TASK TO CARRY OUT:
Give back an exact copy of the listing that follows, without the pictures.
+ + + + +
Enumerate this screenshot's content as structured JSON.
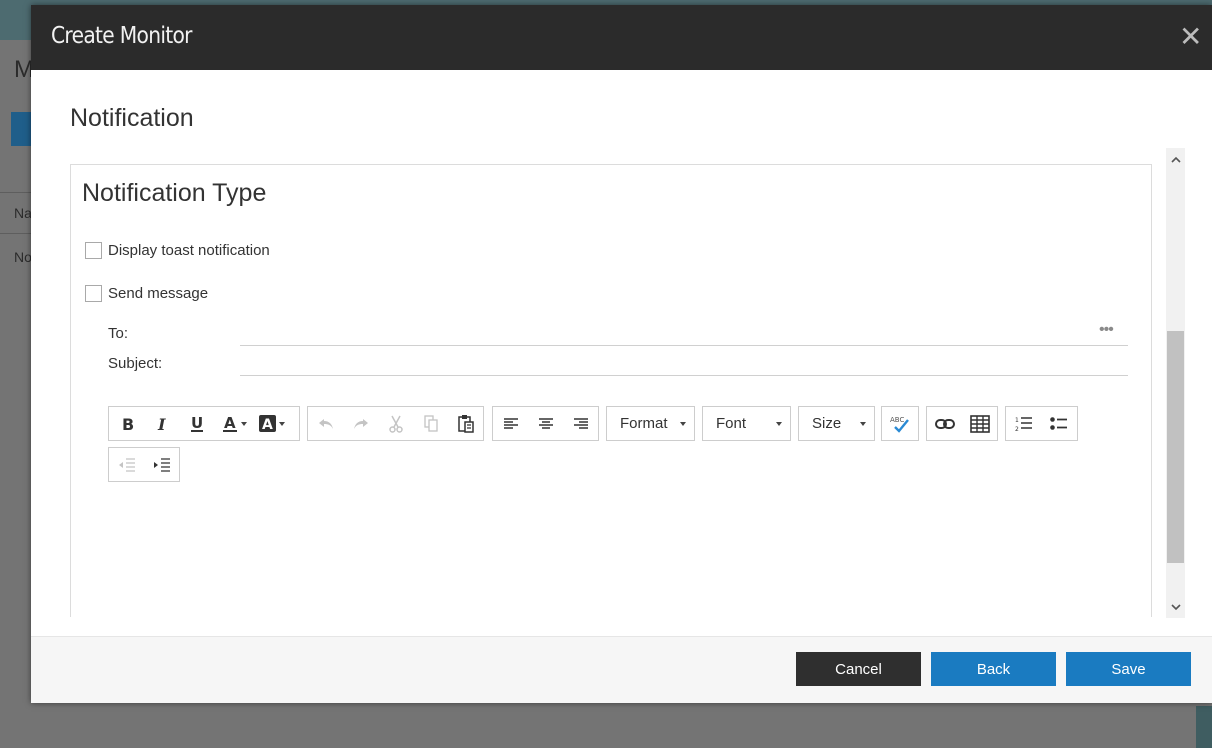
{
  "background": {
    "title_fragment": "M",
    "col_fragment": "Na",
    "row_fragment": "No"
  },
  "dialog": {
    "title": "Create Monitor",
    "close_icon": "close-icon",
    "section_title": "Notification",
    "panel_title": "Notification Type",
    "options": {
      "toast_label": "Display toast notification",
      "message_label": "Send message"
    },
    "fields": {
      "to_label": "To:",
      "to_value": "",
      "subject_label": "Subject:",
      "subject_value": ""
    },
    "toolbar": {
      "format_label": "Format",
      "font_label": "Font",
      "size_label": "Size"
    },
    "footer": {
      "cancel_label": "Cancel",
      "back_label": "Back",
      "save_label": "Save"
    }
  },
  "colors": {
    "header_bg": "#2b2b2b",
    "primary_button": "#1a7bc1",
    "cancel_button": "#2f2f2f"
  }
}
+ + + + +
EXERCISE OUTPUT:
Enumerate this screenshot's content as structured JSON.
{
  "background": {
    "title_fragment": "M",
    "col_fragment": "Na",
    "row_fragment": "No"
  },
  "dialog": {
    "title": "Create Monitor",
    "close_icon": "close-icon",
    "section_title": "Notification",
    "panel_title": "Notification Type",
    "options": {
      "toast_label": "Display toast notification",
      "message_label": "Send message"
    },
    "fields": {
      "to_label": "To:",
      "to_value": "",
      "subject_label": "Subject:",
      "subject_value": ""
    },
    "toolbar": {
      "format_label": "Format",
      "font_label": "Font",
      "size_label": "Size"
    },
    "footer": {
      "cancel_label": "Cancel",
      "back_label": "Back",
      "save_label": "Save"
    }
  },
  "colors": {
    "header_bg": "#2b2b2b",
    "primary_button": "#1a7bc1",
    "cancel_button": "#2f2f2f"
  }
}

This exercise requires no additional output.